As narrow as the law is when it comes to indirect physical harm, it is narrower when the harm is indirect and economic.
“The classic law school case example is a guy who negligently rams his boat into a bridge and the bridge collapses,” says David Logan, dean of the Roger Williams University School of Law in Bristol, R.I. “Business on that island is shut down for as long as it takes to rebuild the bridge. But generally, the law says that unless the boat physically harmed your property, you can’t collect.”
At root, the law is concerned that people would be reluctant to operate a boat, or drill for oil, if liability for an accident extended to its innumerable ripple effects. In the case of the Exxon Valdez, a tanker that devastated the Alaskan shore with oil in 1989, none of the plaintiffs making proximity claims — hunting lodges, fishing lodges, cruise ships and so on — were given a dime.
“We were operating under federal maritime law,” says David Oesting, an Anchorage lawyer who handled litigation for the plaintiffs, “which basically says ‘no touch, no foul.’ It was and is terrible.”
Mr. Oesting speaks of the Valdez litigation in the present tense because it isn’t over. On the day of this phone interview, an assistant in a nearby office was preparing the last round of checks — about $130 million — to be sent to plaintiffs, 21 years after the accident.
All of this history explains why, in legal circles, Mr. Feinberg’s original decision to bar proximity claims was considered utterly mainstream. But the BP oil spill was unlike any that came before it — larger, and beamed live on television for months. And the legal patchwork of laws under which plaintiffs can make claims now includes the Oil Pollution Act, which provides for “damages equal to the loss of profits or impairment of earning capacity due to the injury, destruction or loss of real property, personal property or natural resources.”
Does that include a hotel on a beach, 450 miles from the nearest oil? How about one 50 miles inland from the same beach?
Working outside of the court system, Mr. Feinberg isn’t necessarily constrained by the act, or state or federal tort law. But to figure out what, if anything, these claimants should be paid, he needs a sense of what would become of them if they slogged through the dockets.
So Mr. Feinberg has quietly hired one of the country’s foremost scholars on torts — he declined to provide a name — to write a memorandum about the validity and value of proximity claims.
The memo is due soon, and Mr. Feinberg has no idea what it will say. But it won’t serve as a blueprint, he says.

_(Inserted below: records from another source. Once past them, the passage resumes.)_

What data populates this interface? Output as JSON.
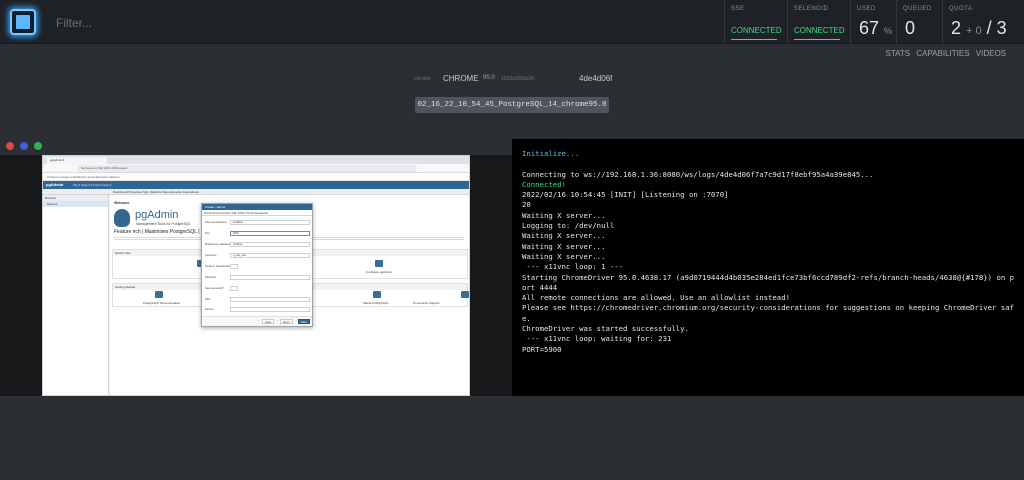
{
  "header": {
    "filter_placeholder": "Filter...",
    "stats": {
      "sse": {
        "label": "SSE",
        "value": "CONNECTED"
      },
      "selenoid": {
        "label": "SELENOID",
        "value": "CONNECTED"
      },
      "used": {
        "label": "USED",
        "value": "67",
        "unit": "%"
      },
      "queued": {
        "label": "QUEUED",
        "value": "0"
      },
      "quota": {
        "label": "QUOTA",
        "left": "2",
        "mid": "+ 0",
        "right": "/ 3"
      }
    },
    "colors": {
      "connected": "#3ddc84",
      "accent": "#2f9cf0"
    }
  },
  "subnav": {
    "stats": "STATS",
    "capabilities": "CAPABILITIES",
    "videos": "VIDEOS"
  },
  "session": {
    "platform": "chrome",
    "browser": "CHROME",
    "version": "95.0",
    "resolution": "1920x1080x24",
    "id": "4de4d06f",
    "video_name": "02_16_22_10_54_45_PostgreSQL_14_chrome95.0"
  },
  "vnc": {
    "tab_title": "pgAdmin 4",
    "url": "Not secure | 192.168.1.36/browser/",
    "notice": "Chrome is being controlled by automated test software.",
    "app_logo": "pgAdmin",
    "nav": "File ▾   Object ▾   Tools ▾   Help ▾",
    "tabs": "Dashboard   Properties   SQL   Statistics   Dependencies   Dependents",
    "tree_header": "Browser",
    "tree_item": "Servers",
    "welcome": "Welcome",
    "title": "pgAdmin",
    "subtitle": "Management Tools for PostgreSQL",
    "feature": "Feature rich | Maximises PostgreSQL | Op",
    "quick_links": "Quick Links",
    "configure": "Configure pgAdmin",
    "getting_started": "Getting Started",
    "links": [
      "PostgreSQL Documentation",
      "pgAdmin Website",
      "Planet PostgreSQL",
      "Community Support"
    ],
    "dialog": {
      "title": "Create - Server",
      "tabs": "General   Connection   SSL   SSH Tunnel   Advanced",
      "rows": [
        {
          "label": "Host name/address",
          "value": "localhost"
        },
        {
          "label": "Port",
          "value": "5432"
        },
        {
          "label": "Maintenance database",
          "value": "postgres"
        },
        {
          "label": "Username",
          "value": "q_test_user"
        },
        {
          "label": "Kerberos authentication?",
          "value": ""
        },
        {
          "label": "Password",
          "value": ""
        },
        {
          "label": "Save password?",
          "value": ""
        },
        {
          "label": "Role",
          "value": ""
        },
        {
          "label": "Service",
          "value": ""
        }
      ],
      "close": "Close",
      "reset": "Reset",
      "save": "Save"
    }
  },
  "log": {
    "lines": [
      {
        "text": "Initialize...",
        "style": "cyan"
      },
      {
        "text": "",
        "style": ""
      },
      {
        "text": "Connecting to ws://192.168.1.36:8080/ws/logs/4de4d06f7a7c9d17f8ebf95a4a39e845...",
        "style": ""
      },
      {
        "text": "Connected!",
        "style": "green"
      },
      {
        "text": "2022/02/16 10:54:45 [INIT] [Listening on :7070]",
        "style": ""
      },
      {
        "text": "20",
        "style": ""
      },
      {
        "text": "Waiting X server...",
        "style": ""
      },
      {
        "text": "Logging to: /dev/null",
        "style": ""
      },
      {
        "text": "Waiting X server...",
        "style": ""
      },
      {
        "text": "Waiting X server...",
        "style": ""
      },
      {
        "text": "Waiting X server...",
        "style": ""
      },
      {
        "text": " --- x11vnc loop: 1 ---",
        "style": ""
      },
      {
        "text": "Starting ChromeDriver 95.0.4638.17 (a9d0719444d4b035e284ed1fce73bf6ccd789df2-refs/branch-heads/4638@{#178}) on p",
        "style": ""
      },
      {
        "text": "ort 4444",
        "style": ""
      },
      {
        "text": "All remote connections are allowed. Use an allowlist instead!",
        "style": ""
      },
      {
        "text": "Please see https://chromedriver.chromium.org/security-considerations for suggestions on keeping ChromeDriver saf",
        "style": ""
      },
      {
        "text": "e.",
        "style": ""
      },
      {
        "text": "ChromeDriver was started successfully.",
        "style": ""
      },
      {
        "text": " --- x11vnc loop: waiting for: 231",
        "style": ""
      },
      {
        "text": "PORT=5900",
        "style": ""
      }
    ]
  }
}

It will serve as leverage. If the memo states, for instance, that certain proximity claims are stinkers, Mr. Feinberg could say to claimants, “You’ll get nothing in court, but I’ll give you 20 cents or 30 cents on the dollar.”
Or the memo could say that some claims might well succeed, but only after clearing a very high standard of proof of damages. Then Mr. Feinberg could offer a slightly lower standard.
Those are just two of many possibilities. Regardless of what is in the memo, Mr. Feinberg won’t start writing checks willy-nilly, no matter how many plaintiffs line up, no matter how many people yell at him, and no matter how many people are eager to see BP punished, legal niceties be damned.
This guy is versatile, but Santa Claus is one role he will not play.
Mr. Overton and other business people in Florida think this is no time for stinginess. He likens the BP oil spill to hurricanes that struck the state years ago, and he worries that the impact will be the same.
“We haven’t had a hurricane since ’04, but still today, we can’t get close to achieving the occupancy level we had in August and September, pre-’04,” he says. “People know a hurricane is possible and they don’t want risk it.”
The analogy between storms that actually destroyed property and a spill that did not is hardly perfect. But this may be the only difference that matters: you can’t sue Mother Nature.